What to work on » Your answer must be the data repeated exactly, with no pictures in it.

BEGIN Provided data

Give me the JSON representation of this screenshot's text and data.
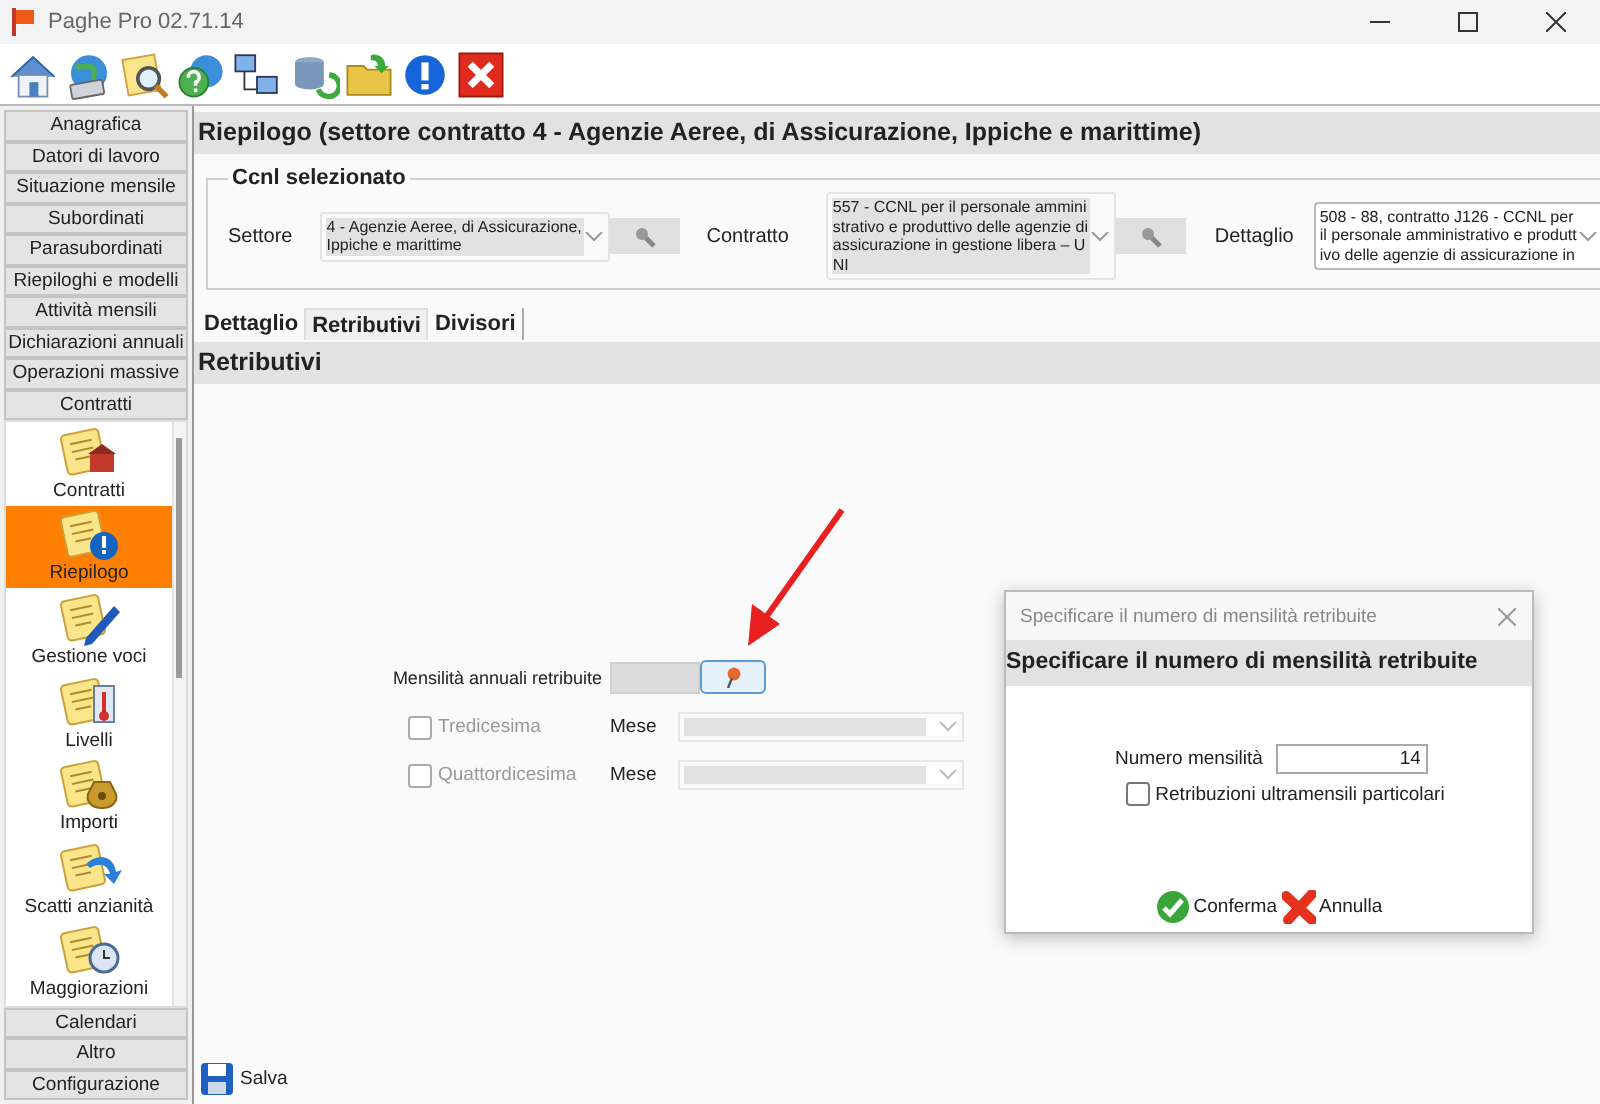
{
  "window": {
    "title": "Paghe Pro 02.71.14"
  },
  "sidebar": {
    "sections_top": [
      "Anagrafica",
      "Datori di lavoro",
      "Situazione mensile",
      "Subordinati",
      "Parasubordinati",
      "Riepiloghi e modelli",
      "Attività mensili",
      "Dichiarazioni annuali",
      "Operazioni massive"
    ],
    "open_section": {
      "label": "Contratti",
      "items": [
        {
          "label": "Contratti",
          "selected": false
        },
        {
          "label": "Riepilogo",
          "selected": true
        },
        {
          "label": "Gestione voci",
          "selected": false
        },
        {
          "label": "Livelli",
          "selected": false
        },
        {
          "label": "Importi",
          "selected": false
        },
        {
          "label": "Scatti anzianità",
          "selected": false
        },
        {
          "label": "Maggiorazioni",
          "selected": false
        }
      ]
    },
    "sections_bottom": [
      "Calendari",
      "Altro",
      "Configurazione"
    ]
  },
  "content": {
    "title": "Riepilogo (settore contratto 4 - Agenzie Aeree, di Assicurazione, Ippiche e marittime)",
    "ccnl": {
      "legend": "Ccnl selezionato",
      "fields": [
        {
          "label": "Settore",
          "value": "4 - Agenzie Aeree, di Assicurazione, Ippiche e marittime",
          "lookup": true
        },
        {
          "label": "Contratto",
          "value": "557 - CCNL per il personale amministrativo e produttivo delle agenzie di assicurazione in gestione libera – UNI",
          "lookup": true
        },
        {
          "label": "Dettaglio",
          "value": "508 - 88, contratto J126 - CCNL per il personale amministrativo e produttivo delle agenzie di assicurazione in",
          "lookup": false
        }
      ]
    },
    "tabs": [
      {
        "label": "Dettaglio",
        "selected": false
      },
      {
        "label": "Retributivi",
        "selected": true
      },
      {
        "label": "Divisori",
        "selected": false
      }
    ],
    "section_title": "Retributivi",
    "form": {
      "mensilita_label": "Mensilità annuali retribuite",
      "options": [
        {
          "label": "Tredicesima",
          "checked": false,
          "disabled": true,
          "month_label": "Mese"
        },
        {
          "label": "Quattordicesima",
          "checked": false,
          "disabled": true,
          "month_label": "Mese"
        }
      ]
    },
    "save_button": "Salva"
  },
  "dialog": {
    "title": "Specificare il numero di mensilità retribuite",
    "heading": "Specificare il numero di mensilità retribuite",
    "field_label": "Numero mensilità",
    "value": "14",
    "checkbox": {
      "label": "Retribuzioni ultramensili particolari",
      "checked": false
    },
    "buttons": [
      {
        "label": "Conferma",
        "kind": "confirm"
      },
      {
        "label": "Annulla",
        "kind": "cancel"
      }
    ]
  }
}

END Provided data

Answer to this task »
Give me the JSON representation of this screenshot's text and data.
{
  "window": {
    "title": "Paghe Pro 02.71.14"
  },
  "sidebar": {
    "sections_top": [
      "Anagrafica",
      "Datori di lavoro",
      "Situazione mensile",
      "Subordinati",
      "Parasubordinati",
      "Riepiloghi e modelli",
      "Attività mensili",
      "Dichiarazioni annuali",
      "Operazioni massive"
    ],
    "open_section": {
      "label": "Contratti",
      "items": [
        {
          "label": "Contratti",
          "selected": false
        },
        {
          "label": "Riepilogo",
          "selected": true
        },
        {
          "label": "Gestione voci",
          "selected": false
        },
        {
          "label": "Livelli",
          "selected": false
        },
        {
          "label": "Importi",
          "selected": false
        },
        {
          "label": "Scatti anzianità",
          "selected": false
        },
        {
          "label": "Maggiorazioni",
          "selected": false
        }
      ]
    },
    "sections_bottom": [
      "Calendari",
      "Altro",
      "Configurazione"
    ]
  },
  "content": {
    "title": "Riepilogo (settore contratto 4 - Agenzie Aeree, di Assicurazione, Ippiche e marittime)",
    "ccnl": {
      "legend": "Ccnl selezionato",
      "fields": [
        {
          "label": "Settore",
          "value": "4 - Agenzie Aeree, di Assicurazione, Ippiche e marittime",
          "lookup": true
        },
        {
          "label": "Contratto",
          "value": "557 - CCNL per il personale amministrativo e produttivo delle agenzie di assicurazione in gestione libera – UNI",
          "lookup": true
        },
        {
          "label": "Dettaglio",
          "value": "508 - 88, contratto J126 - CCNL per il personale amministrativo e produttivo delle agenzie di assicurazione in",
          "lookup": false
        }
      ]
    },
    "tabs": [
      {
        "label": "Dettaglio",
        "selected": false
      },
      {
        "label": "Retributivi",
        "selected": true
      },
      {
        "label": "Divisori",
        "selected": false
      }
    ],
    "section_title": "Retributivi",
    "form": {
      "mensilita_label": "Mensilità annuali retribuite",
      "options": [
        {
          "label": "Tredicesima",
          "checked": false,
          "disabled": true,
          "month_label": "Mese"
        },
        {
          "label": "Quattordicesima",
          "checked": false,
          "disabled": true,
          "month_label": "Mese"
        }
      ]
    },
    "save_button": "Salva"
  },
  "dialog": {
    "title": "Specificare il numero di mensilità retribuite",
    "heading": "Specificare il numero di mensilità retribuite",
    "field_label": "Numero mensilità",
    "value": "14",
    "checkbox": {
      "label": "Retribuzioni ultramensili particolari",
      "checked": false
    },
    "buttons": [
      {
        "label": "Conferma",
        "kind": "confirm"
      },
      {
        "label": "Annulla",
        "kind": "cancel"
      }
    ]
  }
}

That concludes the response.